** Supplied material follows **

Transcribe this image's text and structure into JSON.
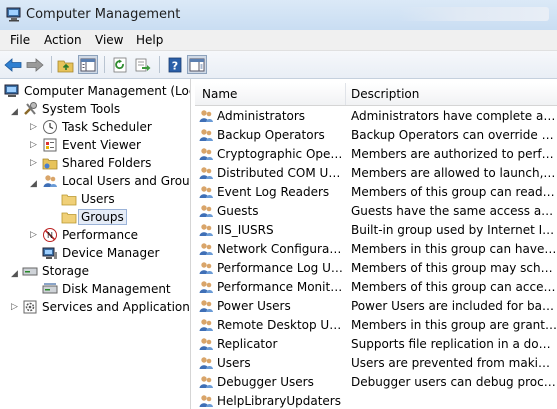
{
  "window": {
    "title": "Computer Management"
  },
  "menu": {
    "file": "File",
    "action": "Action",
    "view": "View",
    "help": "Help"
  },
  "toolbar": {
    "icons": [
      "back-arrow-icon",
      "forward-arrow-icon",
      "up-folder-icon",
      "show-hide-tree-icon",
      "refresh-icon",
      "export-list-icon",
      "help-icon",
      "properties-pane-icon"
    ]
  },
  "tree": {
    "root": "Computer Management (Local",
    "system_tools": "System Tools",
    "task_scheduler": "Task Scheduler",
    "event_viewer": "Event Viewer",
    "shared_folders": "Shared Folders",
    "local_users_groups": "Local Users and Groups",
    "users": "Users",
    "groups": "Groups",
    "performance": "Performance",
    "device_manager": "Device Manager",
    "storage": "Storage",
    "disk_management": "Disk Management",
    "services_apps": "Services and Applications"
  },
  "list": {
    "columns": {
      "name": "Name",
      "description": "Description"
    },
    "rows": [
      {
        "name": "Administrators",
        "description": "Administrators have complete an..."
      },
      {
        "name": "Backup Operators",
        "description": "Backup Operators can override se..."
      },
      {
        "name": "Cryptographic Operat...",
        "description": "Members are authorized to perfor..."
      },
      {
        "name": "Distributed COM Users",
        "description": "Members are allowed to launch, a..."
      },
      {
        "name": "Event Log Readers",
        "description": "Members of this group can read e..."
      },
      {
        "name": "Guests",
        "description": "Guests have the same access as m..."
      },
      {
        "name": "IIS_IUSRS",
        "description": "Built-in group used by Internet Inf..."
      },
      {
        "name": "Network Configuratio...",
        "description": "Members in this group can have s..."
      },
      {
        "name": "Performance Log Users",
        "description": "Members of this group may sche..."
      },
      {
        "name": "Performance Monitor ...",
        "description": "Members of this group can acces..."
      },
      {
        "name": "Power Users",
        "description": "Power Users are included for back..."
      },
      {
        "name": "Remote Desktop Users",
        "description": "Members in this group are grante..."
      },
      {
        "name": "Replicator",
        "description": "Supports file replication in a dom..."
      },
      {
        "name": "Users",
        "description": "Users are prevented from making ..."
      },
      {
        "name": "Debugger Users",
        "description": "Debugger users can debug proces..."
      },
      {
        "name": "HelpLibraryUpdaters",
        "description": ""
      }
    ]
  }
}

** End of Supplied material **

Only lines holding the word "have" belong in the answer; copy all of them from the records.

**Answer box:**
        "description": "Administrators have complete an..."
        "description": "Guests have the same access as m..."
        "description": "Members in this group can have s..."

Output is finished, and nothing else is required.